I’ve not been able to find any additional information about these black morph individuals and the possible causes for their occurrence.  Cicindela purpurea is a so-called “spring-fall” species, emerging in the fall as sexually immature adults and then spending the winter in burrows before re-emerging in the spring to mate and lay eggs.  As spring-fall species go, it is one of the earliest to appear in the spring and last to disappear in the fall.¹  This immediately brings to my mind a possible thermoregulatory function.  Low temperatures may be a challenge for the adults during early spring and late fall, and the black coloration could be an adaptation to maximize absorption of solar radiation for heat gain. This idea seems to be supported by the fact that the incidence of black morphs is greater at more northern latitudes and in the higher elevations of the western part of the subspecies’ range (as much as 20-40%), where overall lower temperatures would be expected to occur.

¹ Karl Werner even amusingly stated that this species “rather delights in chilly weather” (Acorn 2001).


Acorn, J.  2001. Tiger Beetles of Alberta: Killers on the Clay, Stalkers on the Sand. The University of Alberta Press, Edmonton, xix + 120 pp.
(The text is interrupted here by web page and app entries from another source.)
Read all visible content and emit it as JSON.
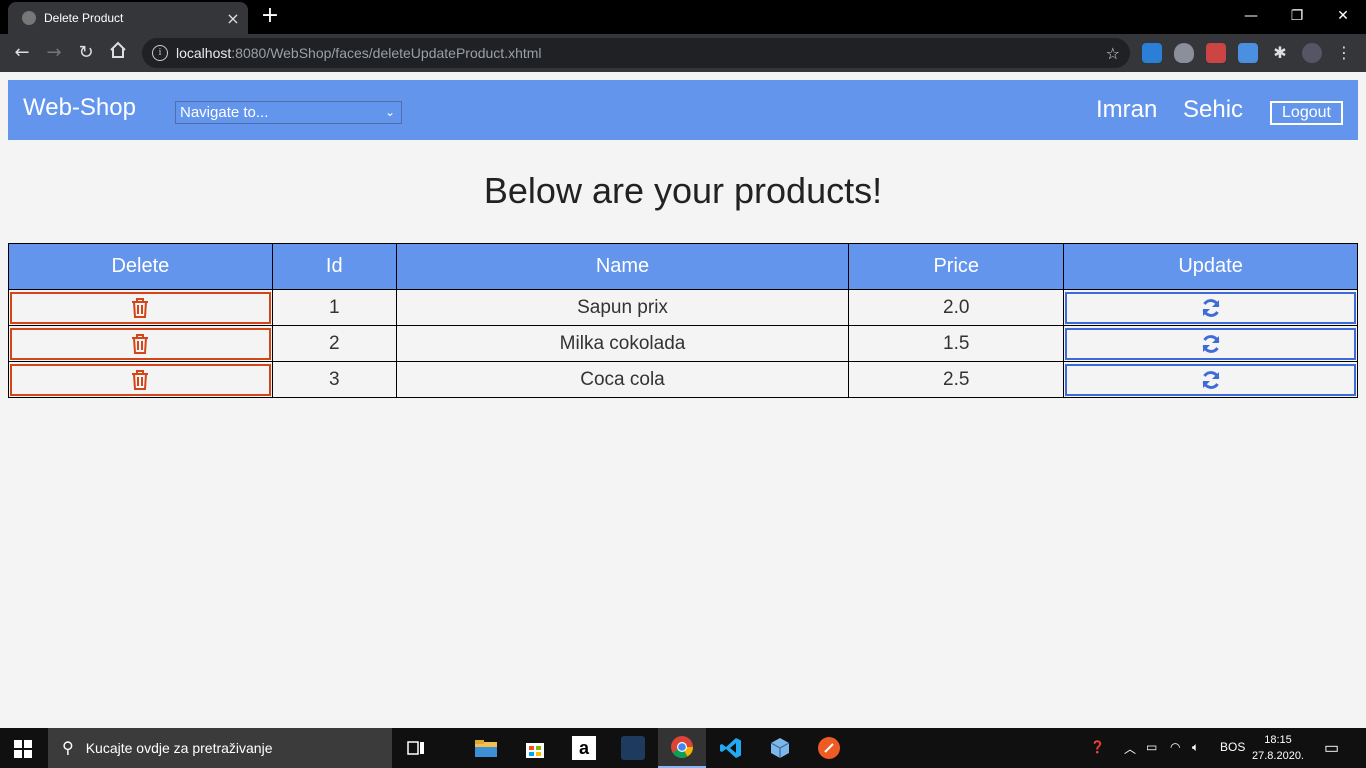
{
  "browser": {
    "tab_title": "Delete Product",
    "new_tab": "+",
    "tab_close": "×",
    "url_host": "localhost",
    "url_rest": ":8080/WebShop/faces/deleteUpdateProduct.xhtml",
    "window_minimize": "—",
    "window_restore": "❐",
    "window_close": "✕"
  },
  "header": {
    "brand": "Web-Shop",
    "navigate_placeholder": "Navigate to...",
    "user_first": "Imran",
    "user_last": "Sehic",
    "logout_label": "Logout",
    "bg_color": "#6495ed"
  },
  "main": {
    "heading": "Below are your products!"
  },
  "table": {
    "headers": [
      "Delete",
      "Id",
      "Name",
      "Price",
      "Update"
    ],
    "rows": [
      {
        "id": "1",
        "name": "Sapun prix",
        "price": "2.0"
      },
      {
        "id": "2",
        "name": "Milka cokolada",
        "price": "1.5"
      },
      {
        "id": "3",
        "name": "Coca cola",
        "price": "2.5"
      }
    ],
    "delete_color": "#d4461a",
    "update_color": "#3d6cd8"
  },
  "taskbar": {
    "search_placeholder": "Kucajte ovdje za pretraživanje",
    "language": "BOS",
    "time": "18:15",
    "date": "27.8.2020."
  }
}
Pearson, D. L., C. B. Knisley and C. J. Kazilek. 2006. A Field Guide to the Tiger Beetles of the United States and Canada. Oxford University Press, New York, 227 pp.

Copyright © Ted C. MacRae 2011